Wednesday, May 28, 2008

Voice

Voice can be the most important thing in a written work. Recently, I talked about voice when I reviewed Rick Riordan's Percy Jackson series, and I've postulated before about how important voice is and yet how it cannot be taught (whether it can be learned, however, is a different matter).

One reason why Percy Jackson's voice shines through so well in Rick Riordan's books is because the book is written in a first person point of view. Because of the first person POV, Percy's phrases and attitudes can shine through even in the narrative and description.

However, in a third person POV, especially an omniscient third person POV, it becomes much more difficult to show voice. Voice is limited to dialogue (internal or external) and it becomes tricky trying to put the character voice into the description and narrative without having author intrusion.

So here's my question: What is a good book that shows voice but is told in 3rd period?

7 comments:

PJ Hoover said...

Hmmm. I don't know. But I'll think about it while I'm getting my massage.

beth said...

I'm so jealous!!! Have fun :)

C.R. Evers said...

Two books I can think of right away are Strawberry Girl by Lois Lenski and Holes by Louis Sacchar (sp?)

My critique group has discussed this before. I'll have to go back and see if I still have our 3rd person "voice" list.

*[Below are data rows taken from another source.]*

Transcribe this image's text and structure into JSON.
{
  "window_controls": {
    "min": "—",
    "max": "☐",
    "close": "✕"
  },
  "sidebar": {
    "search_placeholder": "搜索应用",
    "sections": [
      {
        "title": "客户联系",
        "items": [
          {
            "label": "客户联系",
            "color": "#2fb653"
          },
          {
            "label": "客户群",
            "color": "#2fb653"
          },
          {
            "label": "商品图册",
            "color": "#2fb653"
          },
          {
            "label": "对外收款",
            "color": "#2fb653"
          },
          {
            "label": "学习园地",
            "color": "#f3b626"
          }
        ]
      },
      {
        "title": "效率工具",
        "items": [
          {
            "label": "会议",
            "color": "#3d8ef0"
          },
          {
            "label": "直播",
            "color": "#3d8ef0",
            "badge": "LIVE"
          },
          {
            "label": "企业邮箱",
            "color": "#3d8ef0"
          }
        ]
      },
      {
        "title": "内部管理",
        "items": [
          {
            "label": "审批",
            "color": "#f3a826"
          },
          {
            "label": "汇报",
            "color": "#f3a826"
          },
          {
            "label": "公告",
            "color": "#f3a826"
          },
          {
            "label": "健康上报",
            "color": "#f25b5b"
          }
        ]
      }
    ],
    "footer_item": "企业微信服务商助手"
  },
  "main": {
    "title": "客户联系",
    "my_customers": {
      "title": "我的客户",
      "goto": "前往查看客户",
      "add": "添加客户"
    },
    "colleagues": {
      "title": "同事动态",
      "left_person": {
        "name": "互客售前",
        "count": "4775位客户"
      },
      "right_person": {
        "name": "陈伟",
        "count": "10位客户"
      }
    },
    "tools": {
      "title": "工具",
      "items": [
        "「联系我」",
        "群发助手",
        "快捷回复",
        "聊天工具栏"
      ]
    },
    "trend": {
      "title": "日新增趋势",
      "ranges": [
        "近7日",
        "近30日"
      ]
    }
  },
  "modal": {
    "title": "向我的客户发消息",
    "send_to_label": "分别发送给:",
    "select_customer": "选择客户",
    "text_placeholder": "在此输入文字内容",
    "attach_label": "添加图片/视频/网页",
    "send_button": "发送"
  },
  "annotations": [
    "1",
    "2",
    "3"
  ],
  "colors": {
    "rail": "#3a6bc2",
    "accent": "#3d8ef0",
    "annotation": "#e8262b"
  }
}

I was recently at a retreat where an editor gave some good advice about 3rd person voice. She said that your narrator should still have a personality even if they aren't a character in the story. You should have a good idea who your narrator is and what they sound like. ie: an old lady telling what she saw over tea. . . a neighbor telling us what he saw. The reader doesn't have to necessarily know exactly "who" this narrator is, but the author should. I hope I explained that OK.

PJ Hoover said...

Yep, I've been thinking about this, and I agree with C. R. - every third person book I liked, I realized the narrator has voice.

beth said...

Great ideas, CR! I'll have to put some more thought into it...

Vivian said...

I'm not sure whether people will agree with me here, but The Book Thief by Markus Zusak is brilliant for third person voice. The narrator is Death, and switches from first person to third person, but for the most part, this book is third person.

Tabitha said...

A Room On Lorelei Street by Mary Pearson is a great example of 3rd person with a strong voice.

I agree that it's much, much harder to write a 3rd person limited story and maintain a strong voice without author intrusion. Impossible if it's omniscient. :)

But I would disagree with you about how Voice can't be taught. I think it can, though it would be very, very difficult. And the teacher would have to have an incredibly strong understanding of the subject. Everyone may not "get" it, but the same is true for any subject. You probably see that everyday, seeing as you're a teacher. :)